Every line of the records that holds the word "return" should be copied out.
BEGIN PROVIDED MATERIAL
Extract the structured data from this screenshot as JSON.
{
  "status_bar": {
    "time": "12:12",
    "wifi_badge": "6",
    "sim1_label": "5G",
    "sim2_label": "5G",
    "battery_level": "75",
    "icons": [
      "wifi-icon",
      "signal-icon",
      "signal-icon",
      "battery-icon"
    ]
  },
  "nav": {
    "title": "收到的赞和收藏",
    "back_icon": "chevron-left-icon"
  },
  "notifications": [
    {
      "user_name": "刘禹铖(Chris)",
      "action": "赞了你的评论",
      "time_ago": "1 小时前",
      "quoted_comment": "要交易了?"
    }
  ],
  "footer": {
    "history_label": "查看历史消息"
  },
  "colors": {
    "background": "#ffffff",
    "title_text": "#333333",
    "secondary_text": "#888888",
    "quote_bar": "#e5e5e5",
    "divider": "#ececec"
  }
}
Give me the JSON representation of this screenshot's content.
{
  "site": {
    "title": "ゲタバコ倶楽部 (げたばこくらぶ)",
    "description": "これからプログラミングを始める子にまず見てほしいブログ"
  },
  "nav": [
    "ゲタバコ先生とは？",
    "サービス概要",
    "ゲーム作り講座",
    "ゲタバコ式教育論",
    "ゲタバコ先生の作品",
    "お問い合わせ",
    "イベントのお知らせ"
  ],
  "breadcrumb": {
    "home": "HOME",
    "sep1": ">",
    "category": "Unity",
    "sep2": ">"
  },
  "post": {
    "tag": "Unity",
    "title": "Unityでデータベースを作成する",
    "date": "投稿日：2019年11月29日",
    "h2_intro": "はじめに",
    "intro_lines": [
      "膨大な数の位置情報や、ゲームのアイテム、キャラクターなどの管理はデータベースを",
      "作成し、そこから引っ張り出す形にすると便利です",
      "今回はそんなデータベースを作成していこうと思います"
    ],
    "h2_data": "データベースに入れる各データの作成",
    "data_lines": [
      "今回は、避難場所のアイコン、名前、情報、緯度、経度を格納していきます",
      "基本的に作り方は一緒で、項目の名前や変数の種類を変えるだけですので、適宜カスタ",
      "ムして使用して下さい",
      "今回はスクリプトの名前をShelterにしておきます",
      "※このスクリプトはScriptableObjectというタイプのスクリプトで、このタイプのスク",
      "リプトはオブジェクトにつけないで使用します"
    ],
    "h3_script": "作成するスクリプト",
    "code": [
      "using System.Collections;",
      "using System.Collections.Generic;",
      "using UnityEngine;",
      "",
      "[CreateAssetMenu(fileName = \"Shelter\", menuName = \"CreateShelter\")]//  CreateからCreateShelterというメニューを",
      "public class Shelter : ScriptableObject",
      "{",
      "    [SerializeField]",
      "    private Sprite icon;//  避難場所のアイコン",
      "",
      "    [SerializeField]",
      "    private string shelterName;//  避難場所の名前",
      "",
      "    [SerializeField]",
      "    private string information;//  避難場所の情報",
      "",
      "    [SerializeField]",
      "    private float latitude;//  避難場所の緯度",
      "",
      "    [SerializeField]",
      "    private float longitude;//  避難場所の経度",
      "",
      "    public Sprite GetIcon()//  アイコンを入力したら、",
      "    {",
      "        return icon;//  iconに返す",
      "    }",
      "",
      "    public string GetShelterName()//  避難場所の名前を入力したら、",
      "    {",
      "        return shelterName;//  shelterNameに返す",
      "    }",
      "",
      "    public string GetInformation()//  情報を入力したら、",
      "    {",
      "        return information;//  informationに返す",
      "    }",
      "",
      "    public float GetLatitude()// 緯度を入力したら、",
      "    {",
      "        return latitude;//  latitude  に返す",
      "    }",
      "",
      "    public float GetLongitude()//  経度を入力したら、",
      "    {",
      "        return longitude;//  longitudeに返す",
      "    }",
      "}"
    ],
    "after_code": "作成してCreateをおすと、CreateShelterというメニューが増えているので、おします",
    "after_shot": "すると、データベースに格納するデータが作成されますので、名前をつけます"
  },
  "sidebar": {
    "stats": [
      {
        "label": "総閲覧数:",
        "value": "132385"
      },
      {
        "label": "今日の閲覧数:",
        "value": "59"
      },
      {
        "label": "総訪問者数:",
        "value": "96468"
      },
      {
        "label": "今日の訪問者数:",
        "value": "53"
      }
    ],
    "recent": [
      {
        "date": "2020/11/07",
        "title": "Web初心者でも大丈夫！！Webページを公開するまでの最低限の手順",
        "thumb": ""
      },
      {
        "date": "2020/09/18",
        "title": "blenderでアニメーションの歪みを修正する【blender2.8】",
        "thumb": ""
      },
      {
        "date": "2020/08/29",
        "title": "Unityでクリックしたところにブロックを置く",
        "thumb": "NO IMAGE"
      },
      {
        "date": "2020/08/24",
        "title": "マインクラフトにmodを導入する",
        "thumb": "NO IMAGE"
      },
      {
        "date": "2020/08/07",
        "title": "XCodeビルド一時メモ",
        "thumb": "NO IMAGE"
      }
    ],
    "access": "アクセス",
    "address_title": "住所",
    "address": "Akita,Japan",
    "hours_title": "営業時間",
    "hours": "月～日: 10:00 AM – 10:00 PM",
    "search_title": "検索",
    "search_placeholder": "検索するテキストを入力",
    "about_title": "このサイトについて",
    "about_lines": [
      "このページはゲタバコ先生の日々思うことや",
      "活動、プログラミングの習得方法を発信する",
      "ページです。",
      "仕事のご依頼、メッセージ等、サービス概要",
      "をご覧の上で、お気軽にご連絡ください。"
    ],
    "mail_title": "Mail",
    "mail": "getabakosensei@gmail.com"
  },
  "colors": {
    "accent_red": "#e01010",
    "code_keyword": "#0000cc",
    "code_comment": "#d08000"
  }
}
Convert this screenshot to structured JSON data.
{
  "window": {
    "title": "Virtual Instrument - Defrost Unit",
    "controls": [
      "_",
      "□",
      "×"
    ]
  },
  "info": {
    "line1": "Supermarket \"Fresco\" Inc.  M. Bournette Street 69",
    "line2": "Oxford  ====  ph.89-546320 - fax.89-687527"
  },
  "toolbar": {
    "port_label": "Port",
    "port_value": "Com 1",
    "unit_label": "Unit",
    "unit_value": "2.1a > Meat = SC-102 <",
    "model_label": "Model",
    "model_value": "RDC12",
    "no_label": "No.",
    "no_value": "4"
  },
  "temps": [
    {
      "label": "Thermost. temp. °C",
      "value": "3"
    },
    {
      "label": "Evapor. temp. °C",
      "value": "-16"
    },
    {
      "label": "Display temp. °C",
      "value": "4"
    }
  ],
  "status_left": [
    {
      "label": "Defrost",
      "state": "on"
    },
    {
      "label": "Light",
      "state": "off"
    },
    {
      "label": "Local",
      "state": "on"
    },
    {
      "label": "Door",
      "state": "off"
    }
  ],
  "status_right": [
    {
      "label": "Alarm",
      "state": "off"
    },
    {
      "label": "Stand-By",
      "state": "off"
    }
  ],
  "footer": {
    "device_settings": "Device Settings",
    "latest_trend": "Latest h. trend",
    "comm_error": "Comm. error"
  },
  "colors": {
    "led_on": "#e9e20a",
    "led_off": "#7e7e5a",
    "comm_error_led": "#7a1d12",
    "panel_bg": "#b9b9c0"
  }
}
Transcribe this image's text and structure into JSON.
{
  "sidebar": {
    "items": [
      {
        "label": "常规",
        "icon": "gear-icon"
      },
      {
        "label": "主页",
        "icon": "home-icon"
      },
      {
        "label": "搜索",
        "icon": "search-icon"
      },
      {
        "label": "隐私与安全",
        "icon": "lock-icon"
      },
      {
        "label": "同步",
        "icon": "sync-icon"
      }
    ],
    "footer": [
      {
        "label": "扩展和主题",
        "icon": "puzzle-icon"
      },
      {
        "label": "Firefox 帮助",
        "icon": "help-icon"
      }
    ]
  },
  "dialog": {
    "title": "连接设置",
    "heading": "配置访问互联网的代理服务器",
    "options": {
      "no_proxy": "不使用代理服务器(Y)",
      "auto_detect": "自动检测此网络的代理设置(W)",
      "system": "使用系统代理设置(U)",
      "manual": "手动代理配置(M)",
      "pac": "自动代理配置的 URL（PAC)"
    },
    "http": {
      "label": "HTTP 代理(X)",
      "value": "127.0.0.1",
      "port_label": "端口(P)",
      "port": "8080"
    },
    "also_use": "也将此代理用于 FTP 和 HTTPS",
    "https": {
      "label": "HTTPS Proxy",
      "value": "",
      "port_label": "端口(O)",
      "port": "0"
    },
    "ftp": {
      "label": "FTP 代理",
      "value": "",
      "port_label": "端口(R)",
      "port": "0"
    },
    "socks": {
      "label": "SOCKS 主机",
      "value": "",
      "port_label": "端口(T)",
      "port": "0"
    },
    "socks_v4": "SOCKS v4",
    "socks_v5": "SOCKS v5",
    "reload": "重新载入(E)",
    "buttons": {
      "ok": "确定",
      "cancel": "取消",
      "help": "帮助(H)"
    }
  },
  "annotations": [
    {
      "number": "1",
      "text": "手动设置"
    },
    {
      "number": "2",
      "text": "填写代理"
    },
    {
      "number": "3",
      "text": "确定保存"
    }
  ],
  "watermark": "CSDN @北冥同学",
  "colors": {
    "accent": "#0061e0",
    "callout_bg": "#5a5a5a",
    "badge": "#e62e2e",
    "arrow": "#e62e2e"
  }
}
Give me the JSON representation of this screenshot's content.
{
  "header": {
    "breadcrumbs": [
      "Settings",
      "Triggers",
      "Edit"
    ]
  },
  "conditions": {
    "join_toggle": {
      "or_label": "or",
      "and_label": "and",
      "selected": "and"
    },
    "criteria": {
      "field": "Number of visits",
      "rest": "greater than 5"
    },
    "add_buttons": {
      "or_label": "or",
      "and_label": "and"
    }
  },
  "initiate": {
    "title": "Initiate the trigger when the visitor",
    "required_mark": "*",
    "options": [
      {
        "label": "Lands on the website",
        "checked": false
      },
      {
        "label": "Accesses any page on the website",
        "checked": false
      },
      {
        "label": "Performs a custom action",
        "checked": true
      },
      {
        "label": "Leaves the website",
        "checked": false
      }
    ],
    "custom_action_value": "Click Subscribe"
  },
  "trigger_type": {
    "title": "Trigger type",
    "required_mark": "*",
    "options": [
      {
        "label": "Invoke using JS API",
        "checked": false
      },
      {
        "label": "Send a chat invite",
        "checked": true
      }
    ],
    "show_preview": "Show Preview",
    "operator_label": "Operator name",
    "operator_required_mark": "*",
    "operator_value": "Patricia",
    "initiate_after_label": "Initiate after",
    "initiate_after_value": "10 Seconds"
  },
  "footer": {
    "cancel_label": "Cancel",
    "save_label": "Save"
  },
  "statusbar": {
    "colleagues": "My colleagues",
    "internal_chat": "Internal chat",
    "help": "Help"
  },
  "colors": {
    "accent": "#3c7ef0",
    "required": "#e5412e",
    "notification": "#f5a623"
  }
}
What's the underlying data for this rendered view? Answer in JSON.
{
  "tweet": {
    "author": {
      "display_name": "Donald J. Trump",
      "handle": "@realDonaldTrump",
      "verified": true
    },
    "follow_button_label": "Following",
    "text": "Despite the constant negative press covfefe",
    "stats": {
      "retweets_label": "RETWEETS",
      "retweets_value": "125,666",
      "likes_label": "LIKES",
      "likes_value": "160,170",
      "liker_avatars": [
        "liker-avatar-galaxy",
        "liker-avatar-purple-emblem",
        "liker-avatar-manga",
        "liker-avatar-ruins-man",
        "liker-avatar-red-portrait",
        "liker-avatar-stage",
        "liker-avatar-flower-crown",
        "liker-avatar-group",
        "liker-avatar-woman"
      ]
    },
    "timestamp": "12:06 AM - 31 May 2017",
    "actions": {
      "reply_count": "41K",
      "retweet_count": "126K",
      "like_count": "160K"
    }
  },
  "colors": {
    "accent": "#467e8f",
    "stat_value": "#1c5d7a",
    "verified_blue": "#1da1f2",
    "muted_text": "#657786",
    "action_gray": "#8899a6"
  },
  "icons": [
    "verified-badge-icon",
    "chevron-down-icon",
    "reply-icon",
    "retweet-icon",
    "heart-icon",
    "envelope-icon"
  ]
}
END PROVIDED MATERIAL
• **RESULT OF THIS EXERCISE**
      "        return icon;//  iconに返す",
      "        return shelterName;//  shelterNameに返す",
      "        return information;//  informationに返す",
      "        return latitude;//  latitude  に返す",
      "        return longitude;//  longitudeに返す",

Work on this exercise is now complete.